Selenium: Support for Multiple Browsers, Languages and Platforms
Selenium is a popular open-source testing tool that many professionals might come across in their working lives. Especially those who work in the area of testing and require test case automation as a part of their projects are sure to have considered the Selenium suite of testing solutions. Selenium could prove to be a clear choice for your testing needs due to its support for a range of browsers, platforms, languages and frameworks. As mentioned on their page, they take compatibility seriously. This means that whichever the configuration you have chosen for your product and therefore for your testing, Selenium could most probably provide the support you require.

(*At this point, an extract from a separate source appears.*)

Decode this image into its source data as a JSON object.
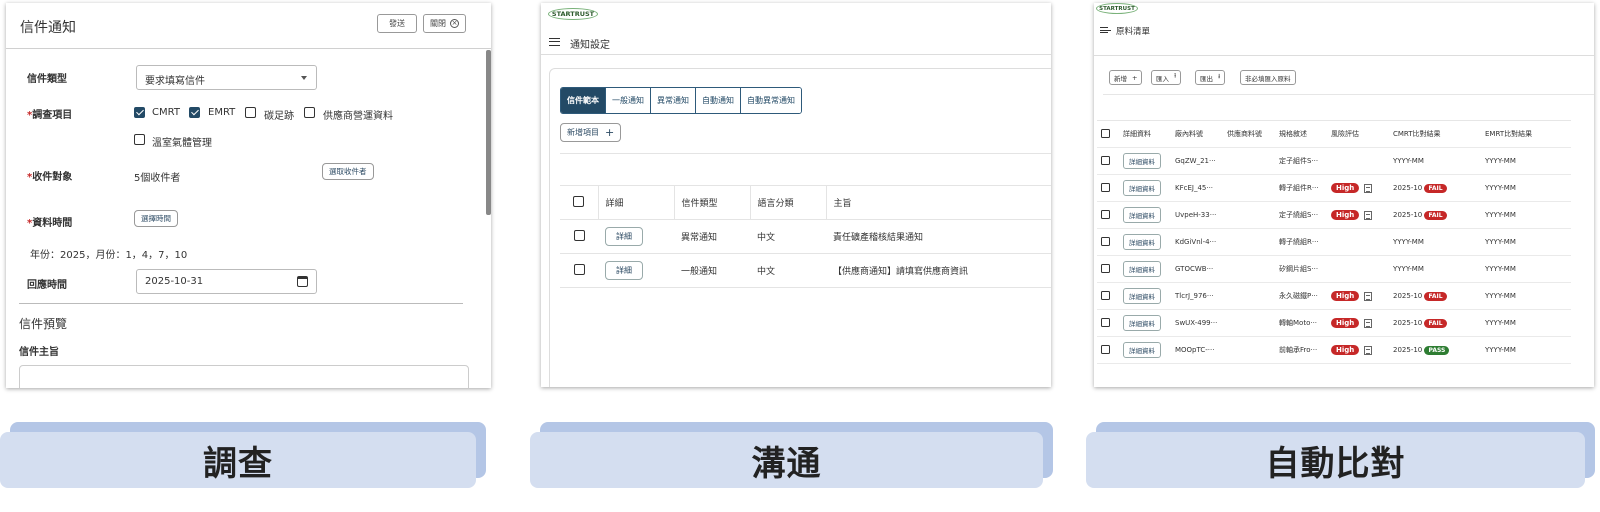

If you have been looking for a testing solution for your organization, the name of Selenium would have definitely come up. Why should you choose it? Let’s address this in some detail:
Organizations would need to test the functionality of their product or service on multiple browsers to ensure that a diverse range of customers would be supported. With Selenium, your test execution remains seamless whichever browser you choose to run your tests on. The browsers supported by the Selenium packages include:
- Selenium IDE can be used with Firefox as a plug-in.
- Selenium RC and Webdriver can be used with a variety of browsers such as Internet Explorer, Mozilla Firefox, Google Chrome, Safari and Opera. The versions of these browsers that are supported can be found from the Selenium documentation here. Each new release is still tested against some older versions of the browsers such as Windows XP for example, which might still be in use in some organizations.
Platform or Operating System Support
While Linux is a popular platform with developers, it is essential that test cases must run with ease on other platforms such as Windows and Mac or OS X. By using the Selenium Suite of solutions, you could create your testing suite on any platform out of these, and then execute the test cases on a different one. For example, you could create your test cases using the Windows OS, and could then run it with ease on a Linux based system. Some points to note include:
- OS X is not used for testing releases of the Selenium project, but is in use by many developers. This means that the current release of OS X will continue to be supported by Selenium, and probably one older release as well.
- All versions of MS Windows that are currently in use would be supported by Selenium.
- Ubuntu is the version of Linux that is used for testing new releases of the Selenium solution, but other versions are also supported.
Programming Language and Framework Support
Selenium supports programming languages through the use of drivers specific to each language, which offer commands from the Selenium API. Many languages are supported including C#, Java, Perl, PHP, Python and Ruby. You can find the extensive list at the Selenium documentation here. Java remains a favorite for use with Selenium 1 and 2, but the ease of using Python and Ruby is leading to many opting for these as well. For example, when an application is developed with .NET, the tester could opt to write the automation testing scripts in Java, Ruby, C# or Python. Some important criteria for the choice of programming language for your testing include:
- Organizations would probably choose to stick with the language that is already primarily in use by developers and testers. This eliminates the need for learning a new language along with learning about the Selenium suite.
- In case you have to opt for a language that is new to your team, it would make sense to pick one that is easier in order to shorten the learning curve. You could also check the APIs and their usage before making your choice.
TestNG and JUnit are the popularly used frameworks, and these could be used for your Selenium testing along with the choice of Java as your programming language. For other languages, frameworks such as NUnit, Behat + Mink, unittest, pyunit, py.test, robot framework, RSpec and Test::Unit are also supported.
It is evident that Selenium offers a range of options to testers and to organizations, and can be used in a variety of configurations with a change in browser, platform, programming language and testing framework. It is no longer necessary to learn a new language just for automating your test environment; neither do you need to be limited by the browser and platform dependency of some testing solutions. Just go with the Selenium testing suite and rest easy about the set up and execution of your entire test environment.